Caro recalls of that time, “Old Gardena was a poker garden where money grew, but there was also treachery, and you had to avoid the cheating. You dealt your own cards, which was fine, but so did they, and there was always danger.”

Caro continues, “The producer — weak players who provided you profit — came, and many went broke or disappeared. But along came new producers, so you survived. It was five-card draw, high or low, and the draw could determine your fate for now. But there was always tomorrow. So, we won.”

“Gardena called itself the Poker Capital of the World. And it really was,” Caro concludes.

I agree with him. When I was General Manager of the Horseshoe Club in 1986, I had many problems to solve including rampant cheating, which I solved with stationary dealers. Before that, each player took turns dealing, which led to mechanics and teams plying their trade at the expense of the producers.

Some of the problems I had to deal with at the Horseshoe not only had to do with the players but also involved the owners. One day I discovered a security guard in the count room area taking chips out of the drop boxes.

After an investigation, it was determined that one of the owners had given him the key. That particular owner was the general partner of the casino; I knew my days were numbered there. The casino was sold, and my contract was bought out. It was closed for remodeling, and it never reopened.

Poker Legends in Gardena

Huck Seed

1996 WSOP Main Event Winner Huck Seed

 

But while I worked there, I added new games, such as seven-card stud and Pot-Limit Omaha (PLO), which was spread in California for the first time at the Horseshoe. These games attracted the best poker players in the world. Regulars in these games were Freddie Deeb, Phil Hellmuth and Johnny Chan.

Hellmuth would fly into Los Angeles, take a taxi to Gardena to play PLO and sometimes he would go broke and turn right around. The first time I met World Series of Poker Main Event winner Huck Seed was in Gardena. He was playing $15/$30 Limit Hold’em and was a consistent winner, who showed greatness even at that time.

The first World Championship of Omaha was played in Gardena at the Horseshoe. It featured a $500 buy-in, and people came from all over the country to play.

I left Gardena for nine years while I managed other clubs, such as the Regency, the Bicycle Club and Hollywood Park Casino. I returned to Gardena in 2000 to open Hustler Casino with Larry Flynt as his executive host in charge of the house players and, of course, promoting Omaha.

Eric Drache and Yosh Nakano created a huge stud game hosted by Larry Flynt himself at the Hustler with great players from all over the world. Regulars in that game included a who’s who of poker royalty—Doyle Brunson, Chip Reese, Barry Greenstein, Phil Ivey, Thor Hansen and Danny Robison.

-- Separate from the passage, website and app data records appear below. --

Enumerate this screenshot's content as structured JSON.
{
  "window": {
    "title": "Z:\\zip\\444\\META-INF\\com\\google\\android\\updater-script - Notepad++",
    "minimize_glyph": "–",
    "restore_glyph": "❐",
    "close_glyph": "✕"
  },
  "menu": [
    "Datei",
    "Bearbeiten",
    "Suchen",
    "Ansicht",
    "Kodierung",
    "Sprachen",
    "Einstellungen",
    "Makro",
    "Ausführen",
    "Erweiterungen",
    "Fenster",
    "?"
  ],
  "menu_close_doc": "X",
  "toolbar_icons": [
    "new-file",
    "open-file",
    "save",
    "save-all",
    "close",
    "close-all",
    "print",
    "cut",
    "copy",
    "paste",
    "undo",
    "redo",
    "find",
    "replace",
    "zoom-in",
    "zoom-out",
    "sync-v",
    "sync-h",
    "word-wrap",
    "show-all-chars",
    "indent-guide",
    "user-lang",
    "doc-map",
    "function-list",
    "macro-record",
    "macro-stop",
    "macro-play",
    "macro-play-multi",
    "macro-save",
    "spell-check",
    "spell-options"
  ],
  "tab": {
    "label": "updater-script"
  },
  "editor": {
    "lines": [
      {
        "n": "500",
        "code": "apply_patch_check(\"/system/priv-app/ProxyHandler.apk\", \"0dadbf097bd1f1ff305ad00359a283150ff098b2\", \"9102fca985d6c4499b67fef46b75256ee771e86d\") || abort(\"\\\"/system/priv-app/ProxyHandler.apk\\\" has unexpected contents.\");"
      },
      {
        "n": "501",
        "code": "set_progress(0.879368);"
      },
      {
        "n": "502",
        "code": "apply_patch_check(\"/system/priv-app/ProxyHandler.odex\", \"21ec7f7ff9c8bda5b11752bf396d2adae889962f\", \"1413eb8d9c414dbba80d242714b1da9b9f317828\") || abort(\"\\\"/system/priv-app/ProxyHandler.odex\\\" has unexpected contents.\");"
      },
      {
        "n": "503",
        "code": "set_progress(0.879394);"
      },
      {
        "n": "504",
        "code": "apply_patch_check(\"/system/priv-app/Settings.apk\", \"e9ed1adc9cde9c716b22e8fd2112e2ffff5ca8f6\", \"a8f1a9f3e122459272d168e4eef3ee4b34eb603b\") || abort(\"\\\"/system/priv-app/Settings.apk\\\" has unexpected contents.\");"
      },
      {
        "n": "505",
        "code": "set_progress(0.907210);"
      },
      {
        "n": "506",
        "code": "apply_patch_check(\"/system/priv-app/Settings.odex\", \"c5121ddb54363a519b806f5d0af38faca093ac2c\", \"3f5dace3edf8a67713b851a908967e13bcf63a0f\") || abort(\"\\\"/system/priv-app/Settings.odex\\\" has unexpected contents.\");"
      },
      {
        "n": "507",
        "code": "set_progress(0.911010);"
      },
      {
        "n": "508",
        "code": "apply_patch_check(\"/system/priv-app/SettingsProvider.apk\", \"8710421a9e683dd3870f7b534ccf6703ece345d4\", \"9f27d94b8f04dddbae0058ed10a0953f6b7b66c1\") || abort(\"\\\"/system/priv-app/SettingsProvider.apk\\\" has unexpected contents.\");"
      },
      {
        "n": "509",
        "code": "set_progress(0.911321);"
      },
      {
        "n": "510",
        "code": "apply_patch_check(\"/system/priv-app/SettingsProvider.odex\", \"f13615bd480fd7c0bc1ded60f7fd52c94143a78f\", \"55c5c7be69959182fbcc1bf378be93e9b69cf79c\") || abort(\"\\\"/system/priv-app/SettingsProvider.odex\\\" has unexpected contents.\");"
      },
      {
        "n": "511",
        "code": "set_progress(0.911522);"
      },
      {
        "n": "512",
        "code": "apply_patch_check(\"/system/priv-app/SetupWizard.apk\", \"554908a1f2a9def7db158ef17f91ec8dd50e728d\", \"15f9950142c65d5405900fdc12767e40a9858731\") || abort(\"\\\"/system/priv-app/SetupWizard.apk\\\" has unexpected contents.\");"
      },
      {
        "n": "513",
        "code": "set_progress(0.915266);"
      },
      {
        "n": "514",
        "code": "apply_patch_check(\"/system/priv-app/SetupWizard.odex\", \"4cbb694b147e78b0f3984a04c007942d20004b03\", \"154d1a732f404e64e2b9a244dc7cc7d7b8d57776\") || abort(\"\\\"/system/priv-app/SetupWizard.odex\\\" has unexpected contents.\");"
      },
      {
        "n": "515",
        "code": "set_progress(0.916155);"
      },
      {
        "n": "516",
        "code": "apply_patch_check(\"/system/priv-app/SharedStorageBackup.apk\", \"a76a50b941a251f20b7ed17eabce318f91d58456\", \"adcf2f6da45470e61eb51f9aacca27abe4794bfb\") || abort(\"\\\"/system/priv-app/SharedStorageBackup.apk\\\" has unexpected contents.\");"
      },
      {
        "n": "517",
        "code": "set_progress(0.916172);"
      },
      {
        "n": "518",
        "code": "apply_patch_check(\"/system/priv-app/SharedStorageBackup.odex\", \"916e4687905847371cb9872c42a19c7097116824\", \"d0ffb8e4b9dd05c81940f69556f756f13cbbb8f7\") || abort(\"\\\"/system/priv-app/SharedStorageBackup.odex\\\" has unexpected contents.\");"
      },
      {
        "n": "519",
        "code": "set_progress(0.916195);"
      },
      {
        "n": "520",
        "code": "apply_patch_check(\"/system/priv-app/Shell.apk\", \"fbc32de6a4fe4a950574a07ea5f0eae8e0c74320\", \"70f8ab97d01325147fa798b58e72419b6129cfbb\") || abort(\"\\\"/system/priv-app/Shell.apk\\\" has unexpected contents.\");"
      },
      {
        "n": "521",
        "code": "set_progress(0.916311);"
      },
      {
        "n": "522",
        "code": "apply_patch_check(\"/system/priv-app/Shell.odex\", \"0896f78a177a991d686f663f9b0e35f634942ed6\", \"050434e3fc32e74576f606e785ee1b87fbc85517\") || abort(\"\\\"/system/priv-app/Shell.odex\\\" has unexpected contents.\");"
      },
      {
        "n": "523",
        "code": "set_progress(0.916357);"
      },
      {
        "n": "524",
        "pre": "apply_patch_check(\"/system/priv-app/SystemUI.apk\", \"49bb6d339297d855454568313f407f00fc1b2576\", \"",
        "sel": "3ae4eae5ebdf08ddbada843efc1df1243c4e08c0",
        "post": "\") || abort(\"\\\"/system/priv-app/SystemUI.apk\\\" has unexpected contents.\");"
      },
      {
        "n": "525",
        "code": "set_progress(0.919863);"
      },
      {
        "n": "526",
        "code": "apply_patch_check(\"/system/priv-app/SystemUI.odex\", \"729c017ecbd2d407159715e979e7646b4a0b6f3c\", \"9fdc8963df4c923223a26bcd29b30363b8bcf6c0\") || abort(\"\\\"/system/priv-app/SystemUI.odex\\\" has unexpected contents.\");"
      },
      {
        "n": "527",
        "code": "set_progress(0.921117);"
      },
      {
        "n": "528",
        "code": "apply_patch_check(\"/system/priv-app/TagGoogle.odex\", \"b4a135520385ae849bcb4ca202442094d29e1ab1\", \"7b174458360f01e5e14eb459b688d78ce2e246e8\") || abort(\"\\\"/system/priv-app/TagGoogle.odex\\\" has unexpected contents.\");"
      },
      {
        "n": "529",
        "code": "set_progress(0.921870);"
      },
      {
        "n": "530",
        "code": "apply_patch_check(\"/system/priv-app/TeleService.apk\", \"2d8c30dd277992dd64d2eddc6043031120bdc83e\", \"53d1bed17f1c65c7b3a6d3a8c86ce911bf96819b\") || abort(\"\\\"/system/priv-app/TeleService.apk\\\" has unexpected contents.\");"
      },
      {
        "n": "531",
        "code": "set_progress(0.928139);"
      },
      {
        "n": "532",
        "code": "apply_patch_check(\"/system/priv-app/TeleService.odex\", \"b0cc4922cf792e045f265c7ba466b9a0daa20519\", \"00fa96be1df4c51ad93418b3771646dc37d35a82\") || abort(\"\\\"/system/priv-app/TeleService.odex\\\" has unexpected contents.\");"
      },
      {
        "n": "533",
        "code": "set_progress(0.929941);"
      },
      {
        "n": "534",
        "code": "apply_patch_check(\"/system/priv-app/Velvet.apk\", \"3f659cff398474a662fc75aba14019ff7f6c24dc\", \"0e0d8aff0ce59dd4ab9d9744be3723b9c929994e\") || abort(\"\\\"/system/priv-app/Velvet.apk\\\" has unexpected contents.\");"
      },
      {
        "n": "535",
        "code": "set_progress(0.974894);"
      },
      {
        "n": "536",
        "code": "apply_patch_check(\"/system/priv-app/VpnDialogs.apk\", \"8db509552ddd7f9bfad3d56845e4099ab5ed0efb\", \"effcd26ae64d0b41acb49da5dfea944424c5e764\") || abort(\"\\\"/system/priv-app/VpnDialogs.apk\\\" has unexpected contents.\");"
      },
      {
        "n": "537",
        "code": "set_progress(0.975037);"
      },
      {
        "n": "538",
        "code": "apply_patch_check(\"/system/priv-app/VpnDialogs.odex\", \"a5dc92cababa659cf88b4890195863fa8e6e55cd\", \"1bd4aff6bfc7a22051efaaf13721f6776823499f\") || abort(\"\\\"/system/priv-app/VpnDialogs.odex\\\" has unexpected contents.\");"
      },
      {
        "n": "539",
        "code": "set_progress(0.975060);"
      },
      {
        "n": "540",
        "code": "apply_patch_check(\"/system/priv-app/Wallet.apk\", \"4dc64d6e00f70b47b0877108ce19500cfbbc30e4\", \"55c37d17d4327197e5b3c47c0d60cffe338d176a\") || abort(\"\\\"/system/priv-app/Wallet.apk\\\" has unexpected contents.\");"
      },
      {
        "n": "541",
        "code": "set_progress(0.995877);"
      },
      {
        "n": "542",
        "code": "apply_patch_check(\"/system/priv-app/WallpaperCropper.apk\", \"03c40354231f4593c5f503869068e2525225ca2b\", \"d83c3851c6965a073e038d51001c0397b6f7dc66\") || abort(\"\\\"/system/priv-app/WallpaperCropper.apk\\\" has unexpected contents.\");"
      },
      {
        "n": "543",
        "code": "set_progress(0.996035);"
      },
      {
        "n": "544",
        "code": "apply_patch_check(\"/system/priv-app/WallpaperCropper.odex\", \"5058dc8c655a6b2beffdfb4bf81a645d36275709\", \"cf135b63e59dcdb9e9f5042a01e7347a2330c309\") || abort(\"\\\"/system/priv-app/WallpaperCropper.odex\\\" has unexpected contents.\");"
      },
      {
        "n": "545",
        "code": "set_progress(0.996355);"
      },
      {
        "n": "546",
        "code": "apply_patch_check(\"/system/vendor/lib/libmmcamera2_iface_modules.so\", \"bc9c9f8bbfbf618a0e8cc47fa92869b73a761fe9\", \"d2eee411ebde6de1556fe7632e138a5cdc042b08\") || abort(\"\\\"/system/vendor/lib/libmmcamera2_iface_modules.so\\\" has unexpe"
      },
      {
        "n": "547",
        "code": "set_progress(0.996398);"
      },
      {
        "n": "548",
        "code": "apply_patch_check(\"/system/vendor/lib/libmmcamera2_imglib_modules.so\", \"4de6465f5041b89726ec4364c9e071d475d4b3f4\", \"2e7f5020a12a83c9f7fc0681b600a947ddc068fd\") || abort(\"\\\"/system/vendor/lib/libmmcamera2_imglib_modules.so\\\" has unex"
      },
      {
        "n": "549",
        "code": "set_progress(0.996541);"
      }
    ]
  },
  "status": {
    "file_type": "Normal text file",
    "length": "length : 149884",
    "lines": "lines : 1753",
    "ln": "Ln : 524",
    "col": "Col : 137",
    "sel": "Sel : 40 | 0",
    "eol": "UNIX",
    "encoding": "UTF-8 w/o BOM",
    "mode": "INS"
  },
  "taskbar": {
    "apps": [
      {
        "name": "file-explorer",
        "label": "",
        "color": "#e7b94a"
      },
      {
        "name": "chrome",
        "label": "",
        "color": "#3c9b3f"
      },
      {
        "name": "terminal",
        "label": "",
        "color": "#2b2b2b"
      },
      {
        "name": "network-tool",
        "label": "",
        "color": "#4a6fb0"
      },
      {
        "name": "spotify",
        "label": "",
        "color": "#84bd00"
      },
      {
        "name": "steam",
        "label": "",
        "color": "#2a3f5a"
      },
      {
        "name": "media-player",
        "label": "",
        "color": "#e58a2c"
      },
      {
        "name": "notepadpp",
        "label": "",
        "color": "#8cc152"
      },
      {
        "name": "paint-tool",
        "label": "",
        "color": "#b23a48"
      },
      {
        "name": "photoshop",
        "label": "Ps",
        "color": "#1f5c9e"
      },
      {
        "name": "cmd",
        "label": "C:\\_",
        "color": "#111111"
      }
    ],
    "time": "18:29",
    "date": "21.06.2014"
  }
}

In 2006, I was hired as the poker manager of Normandie Casino. I remember Mike Sexton roasting me for my sixtieth birthday and referring to my Horseshoe days in 1986. He said, “Robert Turner came a long way in his poker career—right across the street.”

At one time, the Horseshoe was located right across the street from the Normandie Casino. It is pretty funny that after twenty years I had come right back to where I started, the other side of the street.

Today the Normandie is facing some serious fines and legal issues, so passing the torch to Larry Flynt may be their best opportunity.

Only time will tell where Larry Flynt takes Gardena, the former poker capital of the world. He owns it all now.

Robert Turner is a legendary poker player and casino/billiard marketing expert. Robert is most well-known for creating the game of Omaha poker and introducing it to Nevada in 1982 and to California in 1986. He created Legends of Poker for the Bicycle Casino in 1995. He also helped create Live at the Bike, the first live gaming site broadcast on the Internet in 2002.

He has spent over 30 years in casino marketing and player development. He has served as an executive host at the Bicycle Casino and MGM.  He is currently working as a casino consultant.

Robert can be reached at robertturnerpoker@gmail.com for consulting, marketing and coaching. Find Robert on Facebook at https://www.facebook.com/thechipburner and on Twitter @thechipburner. Subscribe to Robert’s blog “Beyond the Numbers” to receive notifications of new posts by email.